That’s led to criticism from those who note that the wealthy stand to benefit the most and that local public school budgets could take a hit, and support from school choice advocates like Betsy DeVos, who argue it will expand access to private schools.

But there’s reason to believe that the move won’t make private school feasible for any more families — and that private schools are likely to raise tuition in response.

Here’s why: All families are eligible to use the saving accounts, known as 529s. That means unlike a lot of state programs that offer private school vouchers or tax credits, the 529s aren’t targeted at poor students, those with a disability, or other specific groups.
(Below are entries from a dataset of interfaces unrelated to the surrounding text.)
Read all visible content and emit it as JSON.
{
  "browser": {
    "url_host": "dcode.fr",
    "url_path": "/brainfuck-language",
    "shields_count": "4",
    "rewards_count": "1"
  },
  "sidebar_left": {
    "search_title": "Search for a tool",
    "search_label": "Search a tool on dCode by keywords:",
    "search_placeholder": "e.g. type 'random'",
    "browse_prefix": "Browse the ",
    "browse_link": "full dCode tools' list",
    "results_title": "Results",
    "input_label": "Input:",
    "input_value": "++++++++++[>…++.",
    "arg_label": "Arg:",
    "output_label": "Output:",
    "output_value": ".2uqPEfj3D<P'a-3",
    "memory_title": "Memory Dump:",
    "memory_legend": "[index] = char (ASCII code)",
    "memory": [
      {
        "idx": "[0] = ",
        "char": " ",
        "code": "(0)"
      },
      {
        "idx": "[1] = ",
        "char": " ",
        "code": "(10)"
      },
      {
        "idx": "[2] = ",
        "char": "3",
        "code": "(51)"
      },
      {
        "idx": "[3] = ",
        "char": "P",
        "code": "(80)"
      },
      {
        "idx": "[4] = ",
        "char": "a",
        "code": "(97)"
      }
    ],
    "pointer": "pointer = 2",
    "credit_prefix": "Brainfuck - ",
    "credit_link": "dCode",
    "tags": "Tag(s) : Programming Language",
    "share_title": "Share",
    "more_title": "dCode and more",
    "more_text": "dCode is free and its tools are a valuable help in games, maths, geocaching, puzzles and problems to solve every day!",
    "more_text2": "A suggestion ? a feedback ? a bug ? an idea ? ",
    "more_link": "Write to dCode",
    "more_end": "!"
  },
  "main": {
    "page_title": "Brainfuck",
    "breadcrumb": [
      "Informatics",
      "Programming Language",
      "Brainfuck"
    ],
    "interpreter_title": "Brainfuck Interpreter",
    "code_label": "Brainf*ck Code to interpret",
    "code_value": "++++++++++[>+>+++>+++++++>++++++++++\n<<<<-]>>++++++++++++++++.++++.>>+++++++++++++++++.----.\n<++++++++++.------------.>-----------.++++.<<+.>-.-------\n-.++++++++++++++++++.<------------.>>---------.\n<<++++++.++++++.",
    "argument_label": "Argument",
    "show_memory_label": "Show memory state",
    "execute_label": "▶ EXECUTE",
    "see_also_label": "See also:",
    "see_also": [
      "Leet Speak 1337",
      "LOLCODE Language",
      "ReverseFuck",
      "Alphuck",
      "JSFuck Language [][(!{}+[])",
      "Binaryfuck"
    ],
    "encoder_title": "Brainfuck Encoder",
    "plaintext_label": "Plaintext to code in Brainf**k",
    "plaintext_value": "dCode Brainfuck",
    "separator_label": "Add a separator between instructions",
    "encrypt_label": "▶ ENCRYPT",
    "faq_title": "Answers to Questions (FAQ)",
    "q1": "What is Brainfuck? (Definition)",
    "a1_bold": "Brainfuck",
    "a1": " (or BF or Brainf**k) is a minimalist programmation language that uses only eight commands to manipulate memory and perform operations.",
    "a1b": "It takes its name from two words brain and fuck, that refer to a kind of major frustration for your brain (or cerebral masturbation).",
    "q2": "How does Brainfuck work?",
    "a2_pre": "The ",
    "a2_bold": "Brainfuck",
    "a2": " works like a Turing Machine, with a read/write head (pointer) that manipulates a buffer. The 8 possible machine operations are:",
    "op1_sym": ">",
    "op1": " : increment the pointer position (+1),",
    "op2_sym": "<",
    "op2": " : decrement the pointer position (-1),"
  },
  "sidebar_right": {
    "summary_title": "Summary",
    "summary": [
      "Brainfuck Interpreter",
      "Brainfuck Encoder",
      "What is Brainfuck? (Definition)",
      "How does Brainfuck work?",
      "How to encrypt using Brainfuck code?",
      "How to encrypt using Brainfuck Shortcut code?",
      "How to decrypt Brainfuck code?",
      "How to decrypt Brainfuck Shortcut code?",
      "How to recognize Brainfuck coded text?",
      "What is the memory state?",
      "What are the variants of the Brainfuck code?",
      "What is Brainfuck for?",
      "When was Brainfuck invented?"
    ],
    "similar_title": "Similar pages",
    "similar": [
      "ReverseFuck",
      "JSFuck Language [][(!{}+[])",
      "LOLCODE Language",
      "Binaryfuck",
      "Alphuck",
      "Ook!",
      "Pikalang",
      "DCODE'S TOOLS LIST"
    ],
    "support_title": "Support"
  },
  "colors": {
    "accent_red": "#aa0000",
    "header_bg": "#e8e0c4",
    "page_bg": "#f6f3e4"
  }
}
In a peer-reviewed 2016 study, researchers compared the effects of these two types of choice programs: those that are restricted to certain populations and those available to all. The latter group — that is, programs like 529s — didn’t lead to any increase in students attending private school, but did cause a sharp hike in school tuition.

This suggests these programs don’t function the way some advocates want them to. Instead of adding choices for families, they offer a windfall to schools. (Keep in mind that students could still benefit if private schools use that extra money to improve the quality of education they offer.)

There is one important reason why private schools may not react to this change in the same way. Although all families will technically be able to use the new 529 rules to save for private school, in practice, only families with enough money to put extra into one of the accounts will be able to participate. In that sense, it could function more like a targeted program, and those have been found to boost private school attendance.

In praising the initiative on Tuesday, DeVos acknowledged the fact that the program is unlikely to benefit poor families.

“Anything that empowers parents and gives them more opportunities for their students is a good thing,” she said. “But it doesn’t address the needs of parents who are from lower incomes and doesn’t empower them in significant ways.”